ANS is committed to advancing, fostering, and promoting the development and application of nuclear sciences and technologies to benefit society.
Explore the many uses for nuclear science and its impact on energy, the environment, healthcare, food, and more.
Nuclear Nonproliferation Policy
The mission of the Nuclear Nonproliferation Policy Division (NNPD) is to promote the peaceful use of nuclear technology while simultaneously preventing the diversion and misuse of nuclear material and technology through appropriate safeguards and security, and promotion of nuclear nonproliferation policies. To achieve this mission, the objectives of the NNPD are to: Promote policy that discourages the proliferation of nuclear technology and material to inappropriate entities. Provide information to ANS members, the technical community at large, opinion leaders, and decision makers to improve their understanding of nuclear nonproliferation issues. Become a recognized technical resource on nuclear nonproliferation, safeguards, and security issues. Serve as the integration and coordination body for nuclear nonproliferation activities for the ANS. Work cooperatively with other ANS divisions to achieve these objective nonproliferation policies.
Conference on Nuclear Training and Education: A Biennial International Forum (CONTE 2023)
February 6–9, 2023
Amelia Island, FL|Omni Amelia Island Resort

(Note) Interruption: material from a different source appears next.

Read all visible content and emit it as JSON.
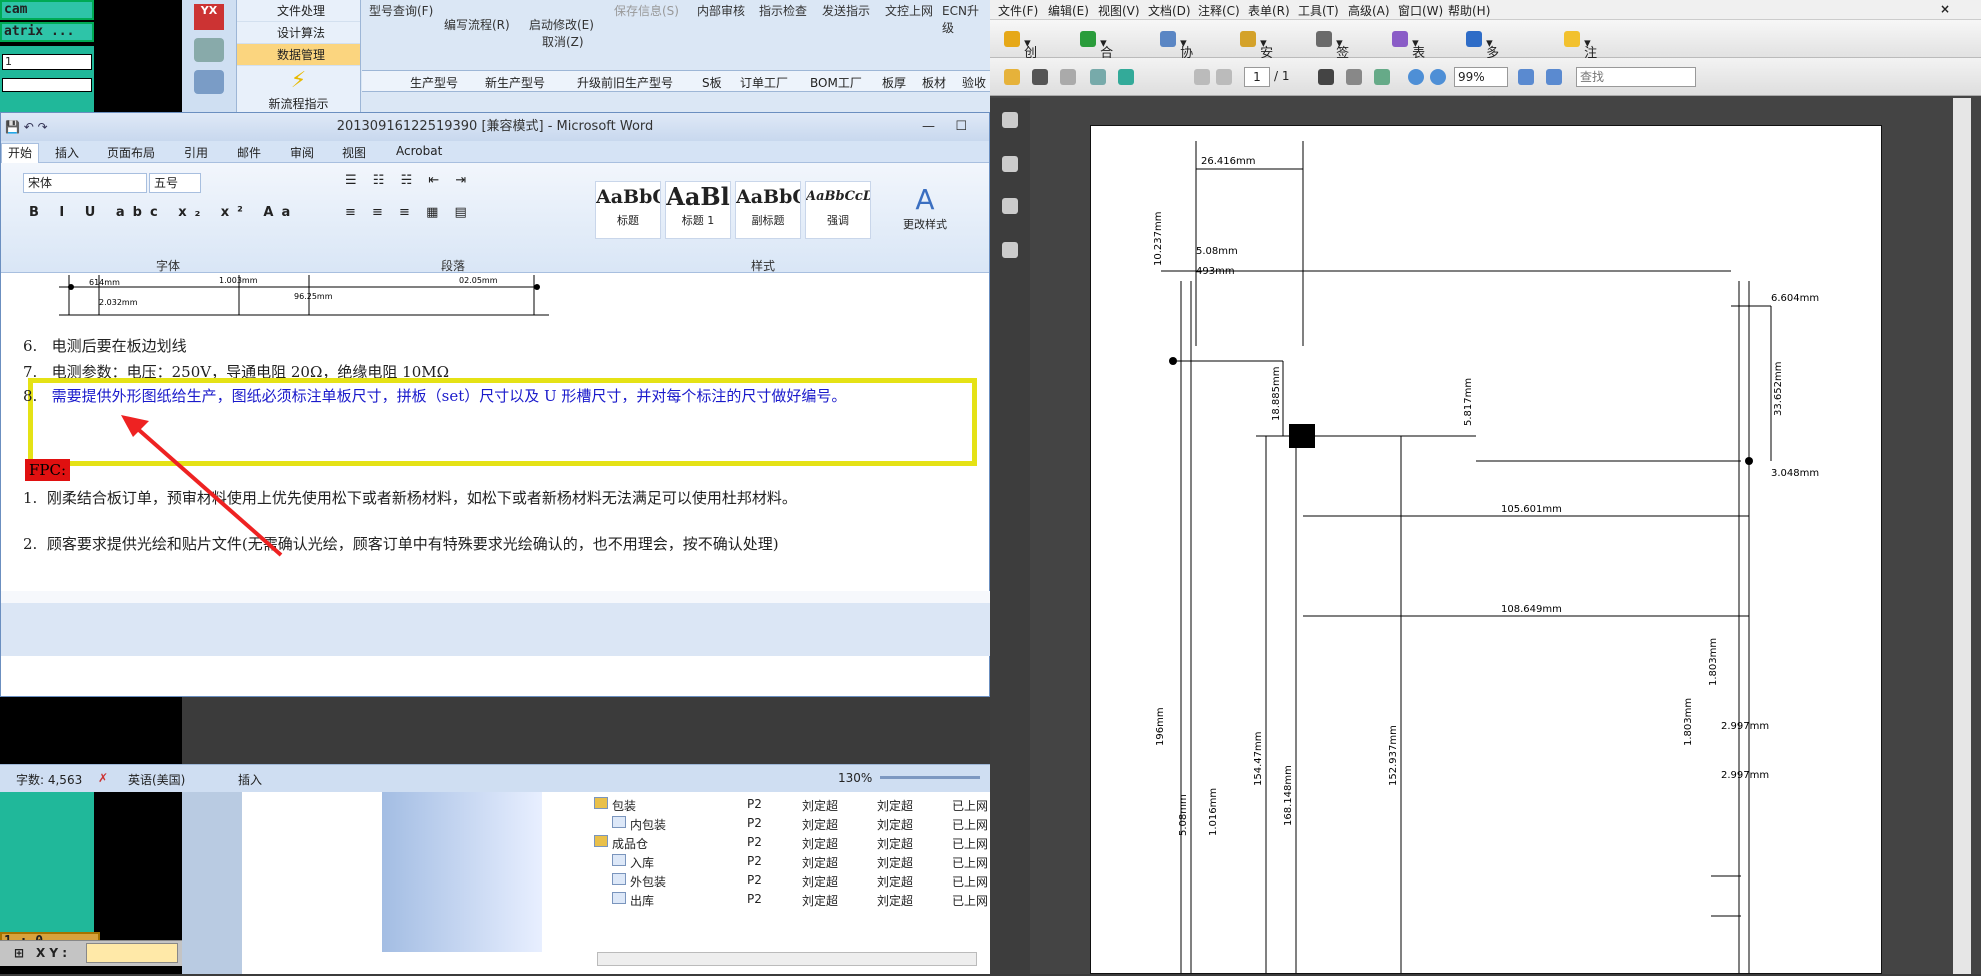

The Standards Committee is responsible for the development and maintenance of voluntary consensus standards that address the design, analysis, and operation of components, systems, and facilities related to the application of nuclear science and technology. Find out What’s New, check out the Standards Store, or Get Involved today!
Latest Magazine Issues
Latest Journal Issues
Nuclear Science and Engineering
Fusion Science and Technology
Nuclear energy: enabling production of food, fiber, hydrocarbon biofuels, and negative carbon emissions
In the 1960s, Alvin Weinberg at Oak Ridge National Laboratory initiated a series of studies on nuclear agro-industrial complexes1 to address the needs of the world’s growing population. Agriculture was a central component of these studies, as it must be. Much of the emphasis was on desalination of seawater to provide fresh water for irrigation of crops. Remarkable advances have lowered the cost of desalination to make that option viable in countries like Israel. Later studies2 asked the question, are there sufficient minerals (potassium, phosphorous, copper, nickel, etc.) to enable a prosperous global society assuming sufficient nuclear energy? The answer was a qualified “yes,” with the caveat that mineral resources will limit some technological options. These studies were defined by the characteristic of looking across agricultural and industrial sectors to address multiple challenges using nuclear energy.
Stéphanie Tillement, Frédéric Garcias
Nuclear Technology | Volume 207 | Number 9 | September 2021 | Pages 1291-1311
Technical Paper | doi.org/10.1080/00295450.2020.1868892
Articles are hosted by Taylor and Francis Online.
Very few papers exist in the field of social sciences that follow and study nuclear infrastructure design projects from the inside. Such a perspective would make it possible to understand the mechanisms of their successes or difficulties at their very origin. At a time when high hopes are placed on civil nuclear energy to solve the climate issue, but when simultaneously, nuclear industry actors are facing major difficulties in a great number of flagship projects, this situated understanding of any given project’s trajectory becomes crucially important. This paper proposes an analysis, from the inside, of a project that, about ten years ago, raised great expectations from both the French and global nuclear industry, but which, in 2019, was finally halted. This project is that of a so-called fourth generation sodium reactor: the Advanced Sodium Technological Reactor for Industrial Demonstration (ASTRID). ASTRID was a new sodium-cooled fast reactor. Begun in 2010, the project’s development was suspended at the end of 2019 by the French authorities. Through an inductive study of the project in the making, conducted from 2015 to 2019, the research team was able to follow the project trajectory and carry out nearly 30 interviews with actors directly involved in the project itself. By studying ASTRID as an infrastructure development project and building on the concepts of scale and infrastructure from the literature, the ASTRID project’s halt can be understood. The project’s suspension was the result of the increasing complexity and ambiguity faced by project members and stakeholders in aligning the local and global scales as the new infrastructure was developed, and more precisely, the ASTRID project infrastructure and the global nuclear infrastructure. Our analyses show that ASTRID’s trajectory gradually drifted as a result of three misalignments between the project’s infrastructure and the global nuclear infrastructure: a temporal, social, and physical misalignment. As a result, the project identity can be described as having been vague and ambiguous. This paper sets out how such a lack of clarity impacted design practices, the project organization as a whole, and the ASTRID trajectory. In consequence, it is crucially important that lessons are learned from the project’s cessation to understand both the difficulties related to the nuclear renaissance and in terms of the field of project management in general.